_Task to carry out_.
Return the complete listing exactly as it reads, with each picture removed.

_Dataset extract_.
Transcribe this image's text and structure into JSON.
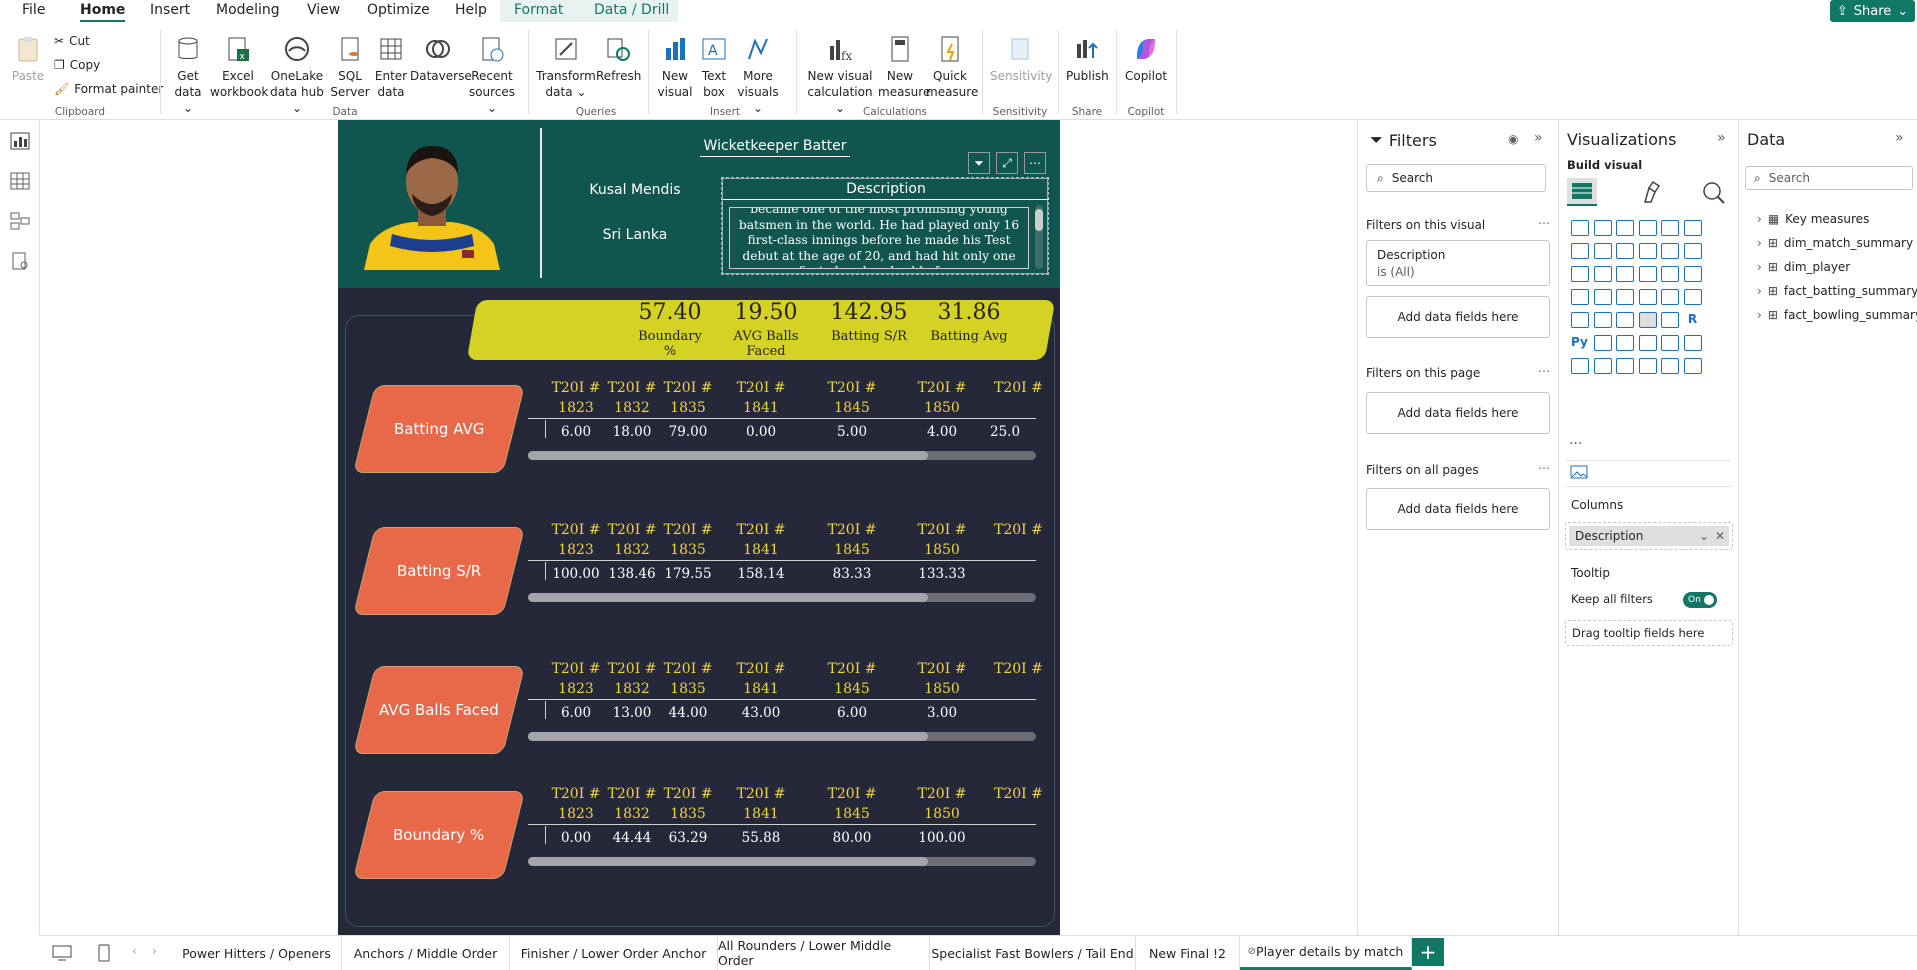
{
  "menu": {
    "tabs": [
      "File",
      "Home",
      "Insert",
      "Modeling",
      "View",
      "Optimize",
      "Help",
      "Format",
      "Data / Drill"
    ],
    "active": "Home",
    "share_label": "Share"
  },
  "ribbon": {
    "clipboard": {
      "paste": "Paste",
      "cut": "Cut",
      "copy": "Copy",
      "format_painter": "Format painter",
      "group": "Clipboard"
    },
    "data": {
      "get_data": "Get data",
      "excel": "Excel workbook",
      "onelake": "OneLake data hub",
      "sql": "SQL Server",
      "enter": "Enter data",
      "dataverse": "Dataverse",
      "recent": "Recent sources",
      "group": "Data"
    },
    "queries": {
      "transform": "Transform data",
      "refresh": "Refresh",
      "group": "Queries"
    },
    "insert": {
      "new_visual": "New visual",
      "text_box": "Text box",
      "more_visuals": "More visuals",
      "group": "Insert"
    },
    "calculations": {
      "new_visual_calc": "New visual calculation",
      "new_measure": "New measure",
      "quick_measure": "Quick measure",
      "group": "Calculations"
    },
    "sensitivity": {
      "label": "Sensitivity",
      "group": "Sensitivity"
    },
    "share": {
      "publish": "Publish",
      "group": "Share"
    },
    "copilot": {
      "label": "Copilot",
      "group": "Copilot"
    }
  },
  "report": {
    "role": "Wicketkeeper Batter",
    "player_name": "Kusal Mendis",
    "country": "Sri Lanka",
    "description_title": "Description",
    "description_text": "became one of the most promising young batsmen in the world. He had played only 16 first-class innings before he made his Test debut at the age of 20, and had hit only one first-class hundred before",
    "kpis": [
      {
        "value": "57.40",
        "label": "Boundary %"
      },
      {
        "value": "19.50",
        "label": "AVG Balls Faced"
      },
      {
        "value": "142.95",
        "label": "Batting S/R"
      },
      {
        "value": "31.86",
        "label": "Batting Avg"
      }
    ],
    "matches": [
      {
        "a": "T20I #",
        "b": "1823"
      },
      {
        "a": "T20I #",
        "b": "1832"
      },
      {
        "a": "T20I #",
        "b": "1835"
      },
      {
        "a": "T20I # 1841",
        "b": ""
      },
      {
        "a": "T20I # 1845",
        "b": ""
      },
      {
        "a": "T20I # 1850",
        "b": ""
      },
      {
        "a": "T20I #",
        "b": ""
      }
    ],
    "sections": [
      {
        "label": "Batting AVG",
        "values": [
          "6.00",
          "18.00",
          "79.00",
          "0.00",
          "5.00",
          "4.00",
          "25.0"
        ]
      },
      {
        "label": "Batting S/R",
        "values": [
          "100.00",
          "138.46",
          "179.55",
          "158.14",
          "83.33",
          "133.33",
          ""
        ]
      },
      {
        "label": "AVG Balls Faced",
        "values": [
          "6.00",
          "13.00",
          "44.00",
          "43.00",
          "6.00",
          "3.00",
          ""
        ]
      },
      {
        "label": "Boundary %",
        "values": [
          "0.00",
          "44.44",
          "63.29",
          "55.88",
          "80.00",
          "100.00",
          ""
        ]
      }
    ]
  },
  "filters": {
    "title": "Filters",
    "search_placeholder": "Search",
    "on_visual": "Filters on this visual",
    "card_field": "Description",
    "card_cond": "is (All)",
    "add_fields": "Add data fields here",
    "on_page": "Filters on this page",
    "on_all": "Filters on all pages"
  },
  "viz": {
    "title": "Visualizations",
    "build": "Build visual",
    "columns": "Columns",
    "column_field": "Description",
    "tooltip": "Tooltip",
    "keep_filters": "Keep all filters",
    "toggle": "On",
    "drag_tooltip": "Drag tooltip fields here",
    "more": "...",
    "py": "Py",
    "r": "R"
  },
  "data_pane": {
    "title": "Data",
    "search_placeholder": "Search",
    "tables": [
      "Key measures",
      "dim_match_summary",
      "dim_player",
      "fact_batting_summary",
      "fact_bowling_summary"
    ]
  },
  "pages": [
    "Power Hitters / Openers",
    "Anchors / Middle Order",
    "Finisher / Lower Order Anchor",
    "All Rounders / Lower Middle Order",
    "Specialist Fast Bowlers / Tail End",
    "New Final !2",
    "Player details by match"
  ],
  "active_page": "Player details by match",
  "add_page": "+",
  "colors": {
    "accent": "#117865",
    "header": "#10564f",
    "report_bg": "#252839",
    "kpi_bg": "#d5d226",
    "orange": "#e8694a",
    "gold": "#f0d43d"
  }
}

_Solution_.
Transcribe this image's text and structure into JSON.
{
  "menu": {
    "tabs": [
      "File",
      "Home",
      "Insert",
      "Modeling",
      "View",
      "Optimize",
      "Help",
      "Format",
      "Data / Drill"
    ],
    "active": "Home",
    "share_label": "Share"
  },
  "ribbon": {
    "clipboard": {
      "paste": "Paste",
      "cut": "Cut",
      "copy": "Copy",
      "format_painter": "Format painter",
      "group": "Clipboard"
    },
    "data": {
      "get_data": "Get data",
      "excel": "Excel workbook",
      "onelake": "OneLake data hub",
      "sql": "SQL Server",
      "enter": "Enter data",
      "dataverse": "Dataverse",
      "recent": "Recent sources",
      "group": "Data"
    },
    "queries": {
      "transform": "Transform data",
      "refresh": "Refresh",
      "group": "Queries"
    },
    "insert": {
      "new_visual": "New visual",
      "text_box": "Text box",
      "more_visuals": "More visuals",
      "group": "Insert"
    },
    "calculations": {
      "new_visual_calc": "New visual calculation",
      "new_measure": "New measure",
      "quick_measure": "Quick measure",
      "group": "Calculations"
    },
    "sensitivity": {
      "label": "Sensitivity",
      "group": "Sensitivity"
    },
    "share": {
      "publish": "Publish",
      "group": "Share"
    },
    "copilot": {
      "label": "Copilot",
      "group": "Copilot"
    }
  },
  "report": {
    "role": "Wicketkeeper Batter",
    "player_name": "Kusal Mendis",
    "country": "Sri Lanka",
    "description_title": "Description",
    "description_text": "became one of the most promising young batsmen in the world. He had played only 16 first-class innings before he made his Test debut at the age of 20, and had hit only one first-class hundred before",
    "kpis": [
      {
        "value": "57.40",
        "label": "Boundary %"
      },
      {
        "value": "19.50",
        "label": "AVG Balls Faced"
      },
      {
        "value": "142.95",
        "label": "Batting S/R"
      },
      {
        "value": "31.86",
        "label": "Batting Avg"
      }
    ],
    "matches": [
      {
        "a": "T20I #",
        "b": "1823"
      },
      {
        "a": "T20I #",
        "b": "1832"
      },
      {
        "a": "T20I #",
        "b": "1835"
      },
      {
        "a": "T20I # 1841",
        "b": ""
      },
      {
        "a": "T20I # 1845",
        "b": ""
      },
      {
        "a": "T20I # 1850",
        "b": ""
      },
      {
        "a": "T20I #",
        "b": ""
      }
    ],
    "sections": [
      {
        "label": "Batting AVG",
        "values": [
          "6.00",
          "18.00",
          "79.00",
          "0.00",
          "5.00",
          "4.00",
          "25.0"
        ]
      },
      {
        "label": "Batting S/R",
        "values": [
          "100.00",
          "138.46",
          "179.55",
          "158.14",
          "83.33",
          "133.33",
          ""
        ]
      },
      {
        "label": "AVG Balls Faced",
        "values": [
          "6.00",
          "13.00",
          "44.00",
          "43.00",
          "6.00",
          "3.00",
          ""
        ]
      },
      {
        "label": "Boundary %",
        "values": [
          "0.00",
          "44.44",
          "63.29",
          "55.88",
          "80.00",
          "100.00",
          ""
        ]
      }
    ]
  },
  "filters": {
    "title": "Filters",
    "search_placeholder": "Search",
    "on_visual": "Filters on this visual",
    "card_field": "Description",
    "card_cond": "is (All)",
    "add_fields": "Add data fields here",
    "on_page": "Filters on this page",
    "on_all": "Filters on all pages"
  },
  "viz": {
    "title": "Visualizations",
    "build": "Build visual",
    "columns": "Columns",
    "column_field": "Description",
    "tooltip": "Tooltip",
    "keep_filters": "Keep all filters",
    "toggle": "On",
    "drag_tooltip": "Drag tooltip fields here",
    "more": "...",
    "py": "Py",
    "r": "R"
  },
  "data_pane": {
    "title": "Data",
    "search_placeholder": "Search",
    "tables": [
      "Key measures",
      "dim_match_summary",
      "dim_player",
      "fact_batting_summary",
      "fact_bowling_summary"
    ]
  },
  "pages": [
    "Power Hitters / Openers",
    "Anchors / Middle Order",
    "Finisher / Lower Order Anchor",
    "All Rounders / Lower Middle Order",
    "Specialist Fast Bowlers / Tail End",
    "New Final !2",
    "Player details by match"
  ],
  "active_page": "Player details by match",
  "add_page": "+",
  "colors": {
    "accent": "#117865",
    "header": "#10564f",
    "report_bg": "#252839",
    "kpi_bg": "#d5d226",
    "orange": "#e8694a",
    "gold": "#f0d43d"
  }
}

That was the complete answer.